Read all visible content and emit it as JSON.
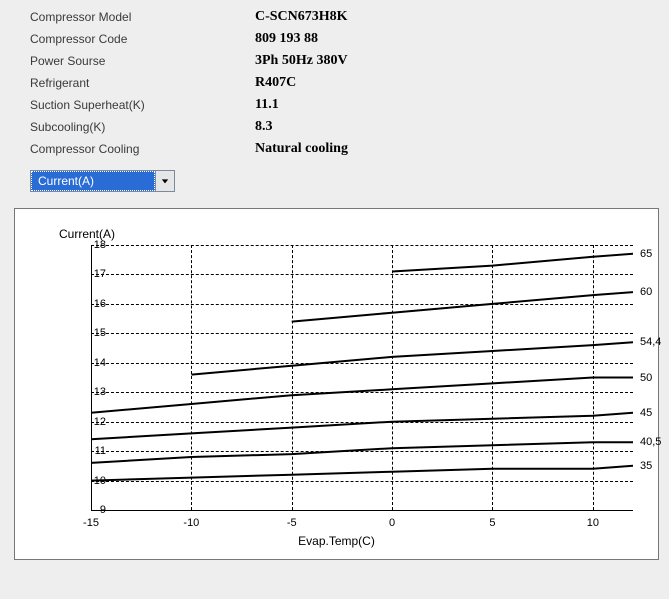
{
  "specs": {
    "model": {
      "label": "Compressor Model",
      "value": "C-SCN673H8K"
    },
    "code": {
      "label": "Compressor Code",
      "value": "809 193 88"
    },
    "power": {
      "label": "Power Sourse",
      "value": "3Ph  50Hz  380V"
    },
    "refrigerant": {
      "label": "Refrigerant",
      "value": "R407C"
    },
    "superheat": {
      "label": "Suction Superheat(K)",
      "value": "11.1"
    },
    "subcooling": {
      "label": "Subcooling(K)",
      "value": "8.3"
    },
    "cooling": {
      "label": "Compressor Cooling",
      "value": "Natural cooling"
    }
  },
  "dropdown": {
    "selected": "Current(A)"
  },
  "chart_data": {
    "type": "line",
    "title": "",
    "xlabel": "Evap.Temp(C)",
    "ylabel": "Current(A)",
    "xlim": [
      -15,
      12
    ],
    "ylim": [
      9,
      18
    ],
    "xticks": [
      -15,
      -10,
      -5,
      0,
      5,
      10
    ],
    "yticks": [
      9,
      10,
      11,
      12,
      13,
      14,
      15,
      16,
      17,
      18
    ],
    "x": [
      -15,
      -10,
      -5,
      0,
      5,
      10,
      12
    ],
    "series": [
      {
        "name": "65",
        "x": [
          0,
          5,
          10,
          12
        ],
        "values": [
          17.1,
          17.3,
          17.6,
          17.7
        ]
      },
      {
        "name": "60",
        "x": [
          -5,
          0,
          5,
          10,
          12
        ],
        "values": [
          15.4,
          15.7,
          16.0,
          16.3,
          16.4
        ]
      },
      {
        "name": "54,4",
        "x": [
          -10,
          -5,
          0,
          5,
          10,
          12
        ],
        "values": [
          13.6,
          13.9,
          14.2,
          14.4,
          14.6,
          14.7
        ]
      },
      {
        "name": "50",
        "x": [
          -15,
          -10,
          -5,
          0,
          5,
          10,
          12
        ],
        "values": [
          12.3,
          12.6,
          12.9,
          13.1,
          13.3,
          13.5,
          13.5
        ]
      },
      {
        "name": "45",
        "x": [
          -15,
          -10,
          -5,
          0,
          5,
          10,
          12
        ],
        "values": [
          11.4,
          11.6,
          11.8,
          12.0,
          12.1,
          12.2,
          12.3
        ]
      },
      {
        "name": "40,5",
        "x": [
          -15,
          -10,
          -5,
          0,
          5,
          10,
          12
        ],
        "values": [
          10.6,
          10.8,
          10.9,
          11.1,
          11.2,
          11.3,
          11.3
        ]
      },
      {
        "name": "35",
        "x": [
          -15,
          -10,
          -5,
          0,
          5,
          10,
          12
        ],
        "values": [
          10.0,
          10.1,
          10.2,
          10.3,
          10.4,
          10.4,
          10.5
        ]
      }
    ],
    "right_labels": [
      "65",
      "60",
      "54,4",
      "50",
      "45",
      "40,5",
      "35"
    ]
  }
}
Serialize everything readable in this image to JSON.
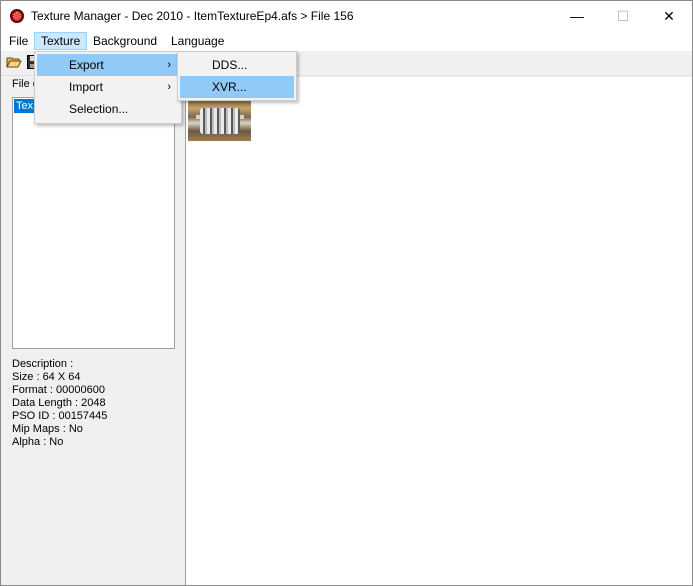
{
  "window": {
    "title": "Texture Manager - Dec 2010 - ItemTextureEp4.afs > File 156",
    "minimize_glyph": "—",
    "maximize_glyph": "☐",
    "close_glyph": "✕"
  },
  "menubar": {
    "items": [
      "File",
      "Texture",
      "Background",
      "Language"
    ]
  },
  "texture_menu": {
    "items": [
      {
        "label": "Export",
        "arrow": "›"
      },
      {
        "label": "Import",
        "arrow": "›"
      },
      {
        "label": "Selection..."
      }
    ]
  },
  "export_submenu": {
    "items": [
      {
        "label": "DDS..."
      },
      {
        "label": "XVR..."
      }
    ]
  },
  "toolbar": {
    "icons": [
      "open-folder-icon",
      "save-disk-icon"
    ]
  },
  "left_panel": {
    "group_label": "File c",
    "tree_node": "Tex"
  },
  "properties": {
    "description": "Description :",
    "size": "Size : 64 X 64",
    "format": "Format : 00000600",
    "data_length": "Data Length : 2048",
    "pso_id": "PSO ID : 00157445",
    "mip_maps": "Mip Maps : No",
    "alpha": "Alpha : No"
  },
  "colors": {
    "menu_open_bg": "#cce8ff",
    "submenu_highlight": "#91c9f7",
    "tree_selection": "#0078d7"
  }
}
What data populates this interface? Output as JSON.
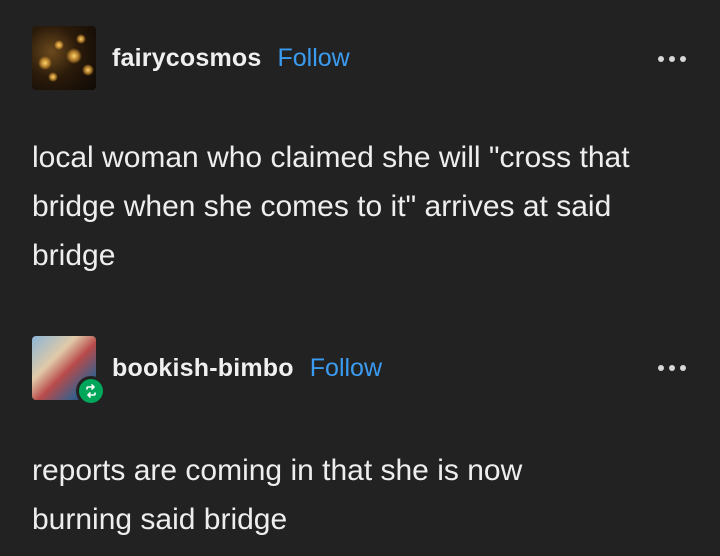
{
  "posts": [
    {
      "username": "fairycosmos",
      "follow_label": "Follow",
      "body_lines": [
        "local woman who claimed she will \"cross that",
        "bridge when she comes to it\" arrives at said",
        "bridge"
      ]
    },
    {
      "username": "bookish-bimbo",
      "follow_label": "Follow",
      "reblog_icon": "reblog-icon",
      "body_lines": [
        "reports are coming in that she is now",
        "burning said bridge"
      ]
    }
  ],
  "colors": {
    "background": "#222223",
    "follow": "#3a9bf0",
    "reblog_badge": "#00a65a"
  },
  "icons": {
    "more": "more-options-icon"
  }
}
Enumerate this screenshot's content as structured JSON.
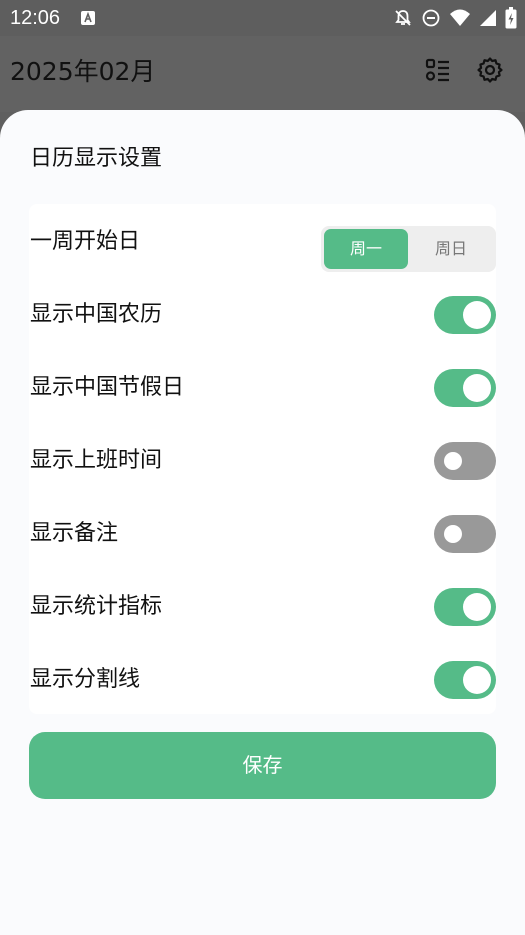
{
  "status_bar": {
    "time": "12:06",
    "left_icon": "font-a-icon",
    "right_icons": [
      "notifications-off-icon",
      "do-not-disturb-icon",
      "wifi-icon",
      "cellular-signal-icon",
      "battery-charging-icon"
    ]
  },
  "app_bar": {
    "title": "2025年02月",
    "actions": [
      "list-view-icon",
      "gear-icon"
    ]
  },
  "sheet": {
    "title": "日历显示设置",
    "week_start": {
      "label": "一周开始日",
      "options": [
        "周一",
        "周日"
      ],
      "selected": "周一"
    },
    "toggles": [
      {
        "label": "显示中国农历",
        "on": true
      },
      {
        "label": "显示中国节假日",
        "on": true
      },
      {
        "label": "显示上班时间",
        "on": false
      },
      {
        "label": "显示备注",
        "on": false
      },
      {
        "label": "显示统计指标",
        "on": true
      },
      {
        "label": "显示分割线",
        "on": true
      }
    ],
    "save_label": "保存"
  },
  "colors": {
    "accent": "#55bb88",
    "toggle_off": "#999999",
    "scrim": "#5f5f5f"
  }
}
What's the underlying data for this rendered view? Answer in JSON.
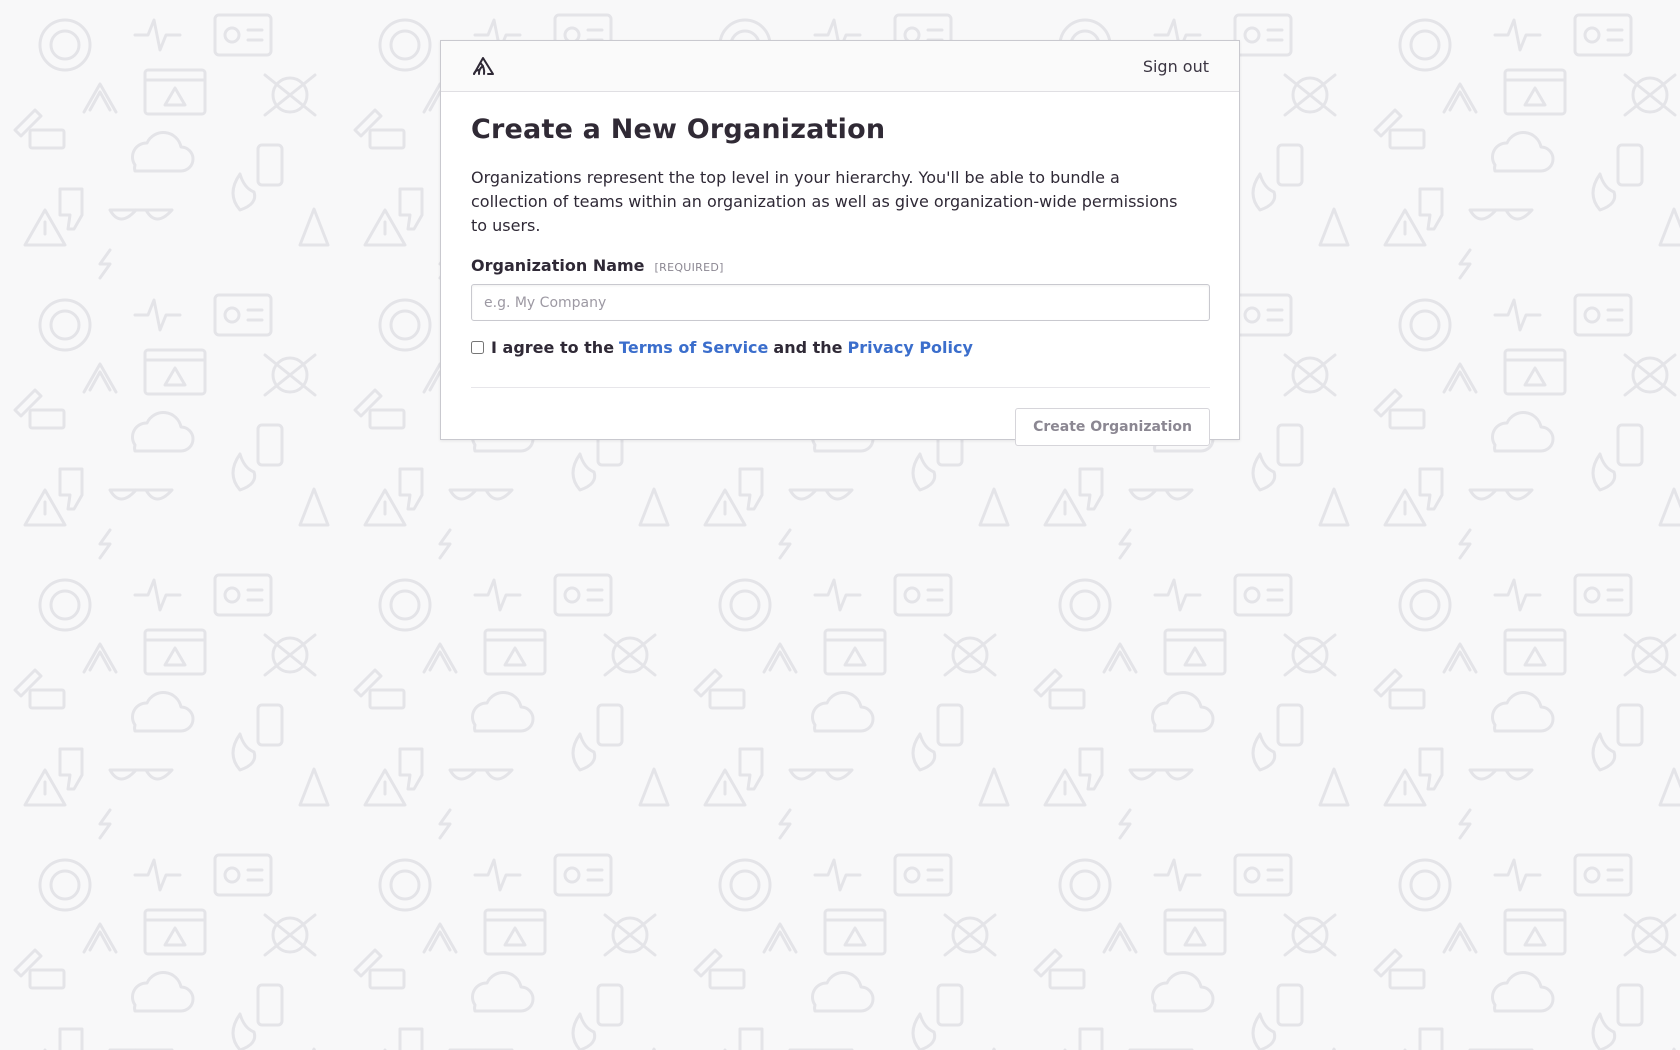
{
  "page": {
    "background_color": "#f8f8f9",
    "pattern_color": "#e7e7ea"
  },
  "header": {
    "logo_icon": "sentry-logo-icon",
    "signout_label": "Sign out"
  },
  "form": {
    "title": "Create a New Organization",
    "description": "Organizations represent the top level in your hierarchy. You'll be able to bundle a collection of teams within an organization as well as give organization-wide permissions to users.",
    "org_name_label": "Organization Name",
    "required_tag": "[REQUIRED]",
    "org_name_value": "",
    "org_name_placeholder": "e.g. My Company",
    "agree_prefix": "I agree to the",
    "terms_link": "Terms of Service",
    "agree_middle": "and the",
    "privacy_link": "Privacy Policy",
    "agree_checked": false,
    "submit_label": "Create Organization"
  },
  "colors": {
    "link": "#3b6ecc",
    "text": "#2f2936",
    "muted": "#8b8792"
  }
}
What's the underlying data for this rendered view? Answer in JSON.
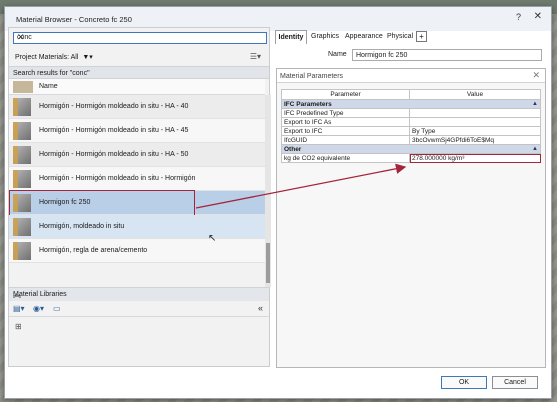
{
  "window": {
    "title": "Material Browser - Concreto fc 250",
    "help": "?",
    "close": "✕"
  },
  "search": {
    "value": "conc"
  },
  "project_materials": {
    "label": "Project Materials: All"
  },
  "results_header": "Search results for \"conc\"",
  "columns": {
    "name": "Name"
  },
  "materials": [
    {
      "label": "Hormigón - Hormigón moldeado in situ - HA - 40"
    },
    {
      "label": "Hormigón - Hormigón moldeado in situ - HA - 45"
    },
    {
      "label": "Hormigón - Hormigón moldeado in situ - HA - 50"
    },
    {
      "label": "Hormigón - Hormigón moldeado in situ - Hormigón"
    },
    {
      "label": "Hormigon fc 250"
    },
    {
      "label": "Hormigón, moldeado in situ"
    },
    {
      "label": "Hormigón, regla de arena/cemento"
    }
  ],
  "libraries": {
    "label": "Material Libraries"
  },
  "tabs": [
    {
      "label": "Identity"
    },
    {
      "label": "Graphics"
    },
    {
      "label": "Appearance"
    },
    {
      "label": "Physical"
    }
  ],
  "name_field": {
    "label": "Name",
    "value": "Hormigon fc 250"
  },
  "params_panel": {
    "title": "Material Parameters",
    "columns": {
      "parameter": "Parameter",
      "value": "Value"
    },
    "groups": [
      {
        "name": "IFC Parameters",
        "rows": [
          {
            "p": "IFC Predefined Type",
            "v": ""
          },
          {
            "p": "Export to IFC As",
            "v": ""
          },
          {
            "p": "Export to IFC",
            "v": "By Type"
          },
          {
            "p": "IfcGUID",
            "v": "3bcOvwmSj4GPfdi6ToE$Mq"
          }
        ]
      },
      {
        "name": "Other",
        "rows": [
          {
            "p": "kg de CO2 equivalente",
            "v": "278.000000 kg/m³"
          }
        ]
      }
    ]
  },
  "buttons": {
    "ok": "OK",
    "cancel": "Cancel"
  },
  "colors": {
    "highlight": "#a3253a",
    "selected_row": "#b9cfe7",
    "accent": "#3c78c0"
  }
}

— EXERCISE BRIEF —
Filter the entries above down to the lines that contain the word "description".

— ANSWER FOR THIS EXERCISE —
    "description": "Description :",
    "description": "Organizations represent the top level in your hierarchy. You'll be able to bundle a collection of teams within an organization as well as give organization-wide permissions to users.",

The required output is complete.